Phil Villarreal writes Funny Money weekly for Money Under 30. He lives in Tucson and works for the Arizona Daily Star. He's also an author, blogger and Twitterer.

Comments

  1. Road trips are always fun if they are with right people. I like the idea of going to different places and exploring rather than going to a known tourist place. Thanks for the excellent tips on how we can do this on a budget.

  2. Really? I should be miserable, cramped, and force myself on people all so that I can travel cheaply? Better to stay home.

    Here’s the real way to travel cheap:

    – Camp! Maintain your privacy, and enjoy the outdoors. If you’re not into tents, plenty of state parks and KOAs do cabins and yurts.
    – Vacation rentals are almost always cheaper than hotels, especially since many have kitchens, so you don’t have to eat out. Homeaway and Airbnb are my favorites.
    – Pack a lunch, snacks, water, or bring groceries so you don’t have to eat every meal out. Yelp restaurants you’d like to eat at in advance to see what the price ranges are.
    – Haven’t done one before, but there’s lots of good deals on Livingsocial Escapes and Groupon Getaways if you don’t mind traveling during the off-season
    – Plan ahead. Research in advance where you want to go, so you know the fees and operating hours. I like to put the name of the establishment, address, and any other important info into an email so its easy to get directions on my phone.

  3. These are some great tips! Especially the couch surfing site. I haven’t heard of that one. When I travel I’m a big fan of VRBO and Air Bnb. I’ve had great luck finding awesome deals on really nice places to stay… The plus side with using these services is that you might get access to a kitchen which will allow you to make some of your meals instead of eating out for every meal. Looking forward to hitting the road this summer! Cheers!
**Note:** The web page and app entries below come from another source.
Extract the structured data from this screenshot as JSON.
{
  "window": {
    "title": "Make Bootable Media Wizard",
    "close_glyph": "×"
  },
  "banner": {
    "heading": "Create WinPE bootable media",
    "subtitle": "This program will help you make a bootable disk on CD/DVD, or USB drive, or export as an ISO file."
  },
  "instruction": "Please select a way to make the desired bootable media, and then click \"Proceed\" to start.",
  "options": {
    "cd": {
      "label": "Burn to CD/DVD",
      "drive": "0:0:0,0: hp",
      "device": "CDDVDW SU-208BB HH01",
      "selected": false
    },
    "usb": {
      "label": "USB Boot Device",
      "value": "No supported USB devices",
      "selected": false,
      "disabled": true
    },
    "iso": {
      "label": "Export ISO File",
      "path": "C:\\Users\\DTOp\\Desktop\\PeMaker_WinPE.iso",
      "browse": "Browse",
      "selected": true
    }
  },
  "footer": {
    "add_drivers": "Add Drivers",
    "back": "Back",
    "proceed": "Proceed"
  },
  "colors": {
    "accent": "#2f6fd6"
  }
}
  4. Great tips! Going on road trips is really one of the best way to enjoy one’s free time, and it’s also a great time to hang out with your friends.